Records for processing:
——————

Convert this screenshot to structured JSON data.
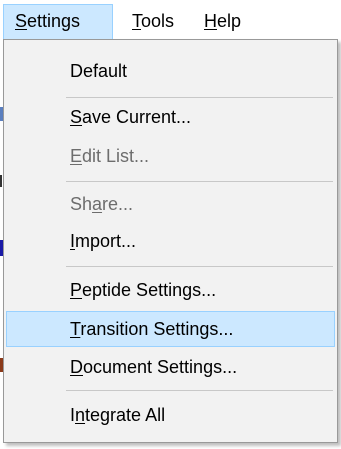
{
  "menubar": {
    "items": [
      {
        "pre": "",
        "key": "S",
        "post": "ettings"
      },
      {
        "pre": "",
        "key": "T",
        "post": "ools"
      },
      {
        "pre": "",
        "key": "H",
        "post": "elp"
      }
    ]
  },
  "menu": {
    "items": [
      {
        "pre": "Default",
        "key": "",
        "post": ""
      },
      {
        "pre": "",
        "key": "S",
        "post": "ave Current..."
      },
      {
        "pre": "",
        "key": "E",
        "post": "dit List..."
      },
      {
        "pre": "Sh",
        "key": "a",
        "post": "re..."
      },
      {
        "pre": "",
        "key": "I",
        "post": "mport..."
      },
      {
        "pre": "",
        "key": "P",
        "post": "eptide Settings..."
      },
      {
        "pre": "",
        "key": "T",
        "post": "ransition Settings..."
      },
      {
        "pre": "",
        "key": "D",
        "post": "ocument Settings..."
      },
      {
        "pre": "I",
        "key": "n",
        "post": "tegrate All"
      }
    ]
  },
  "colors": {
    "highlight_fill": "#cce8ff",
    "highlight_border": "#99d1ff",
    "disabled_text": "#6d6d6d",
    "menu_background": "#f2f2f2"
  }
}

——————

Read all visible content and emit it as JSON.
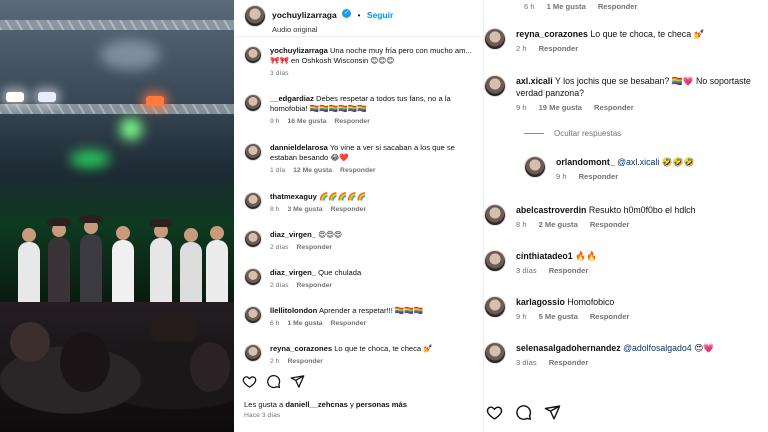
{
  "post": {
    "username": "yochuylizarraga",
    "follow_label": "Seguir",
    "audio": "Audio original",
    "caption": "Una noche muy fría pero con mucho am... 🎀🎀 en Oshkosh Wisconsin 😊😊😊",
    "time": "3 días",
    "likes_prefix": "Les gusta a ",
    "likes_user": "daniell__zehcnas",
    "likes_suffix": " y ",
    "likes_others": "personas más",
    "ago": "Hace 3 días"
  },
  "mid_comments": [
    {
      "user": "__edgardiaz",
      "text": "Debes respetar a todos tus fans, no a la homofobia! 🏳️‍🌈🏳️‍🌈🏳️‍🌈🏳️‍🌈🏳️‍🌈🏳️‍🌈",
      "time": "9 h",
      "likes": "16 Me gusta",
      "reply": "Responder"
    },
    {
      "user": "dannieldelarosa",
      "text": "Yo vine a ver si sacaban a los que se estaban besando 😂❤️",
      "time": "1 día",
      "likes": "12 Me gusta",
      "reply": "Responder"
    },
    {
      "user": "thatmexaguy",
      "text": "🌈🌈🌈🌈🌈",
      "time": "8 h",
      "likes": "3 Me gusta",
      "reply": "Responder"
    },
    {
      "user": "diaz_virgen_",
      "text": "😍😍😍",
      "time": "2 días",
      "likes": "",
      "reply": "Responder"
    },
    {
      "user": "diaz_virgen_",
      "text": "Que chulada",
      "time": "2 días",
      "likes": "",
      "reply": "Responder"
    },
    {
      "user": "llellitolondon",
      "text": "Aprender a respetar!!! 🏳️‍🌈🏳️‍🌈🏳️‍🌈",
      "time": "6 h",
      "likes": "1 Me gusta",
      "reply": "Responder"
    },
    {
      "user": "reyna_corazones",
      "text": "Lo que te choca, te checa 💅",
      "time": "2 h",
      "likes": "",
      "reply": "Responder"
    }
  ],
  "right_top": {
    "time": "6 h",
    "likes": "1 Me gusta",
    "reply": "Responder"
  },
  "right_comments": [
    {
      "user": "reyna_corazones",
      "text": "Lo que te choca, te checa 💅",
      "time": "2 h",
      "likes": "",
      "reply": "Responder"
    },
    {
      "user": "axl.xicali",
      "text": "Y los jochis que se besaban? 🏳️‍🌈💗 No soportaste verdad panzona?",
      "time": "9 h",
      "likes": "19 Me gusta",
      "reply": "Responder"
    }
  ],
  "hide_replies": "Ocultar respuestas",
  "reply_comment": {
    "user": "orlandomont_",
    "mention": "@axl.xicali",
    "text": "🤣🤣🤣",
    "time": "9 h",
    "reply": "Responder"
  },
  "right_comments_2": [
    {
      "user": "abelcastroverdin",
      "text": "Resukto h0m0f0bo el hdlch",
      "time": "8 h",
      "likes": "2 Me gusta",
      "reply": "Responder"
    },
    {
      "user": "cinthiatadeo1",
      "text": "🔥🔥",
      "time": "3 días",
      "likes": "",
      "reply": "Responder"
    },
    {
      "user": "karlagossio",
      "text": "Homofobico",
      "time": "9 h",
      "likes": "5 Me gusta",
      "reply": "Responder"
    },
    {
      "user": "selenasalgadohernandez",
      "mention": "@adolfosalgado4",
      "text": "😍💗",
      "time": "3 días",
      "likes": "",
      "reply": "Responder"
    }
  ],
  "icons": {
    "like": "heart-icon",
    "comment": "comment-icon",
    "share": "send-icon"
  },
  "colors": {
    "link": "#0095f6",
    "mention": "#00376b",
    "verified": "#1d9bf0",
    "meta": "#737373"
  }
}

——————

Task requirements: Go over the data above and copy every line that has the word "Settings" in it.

Result below:
        "post": "eptide Settings..."
        "post": "ransition Settings..."
        "post": "ocument Settings..."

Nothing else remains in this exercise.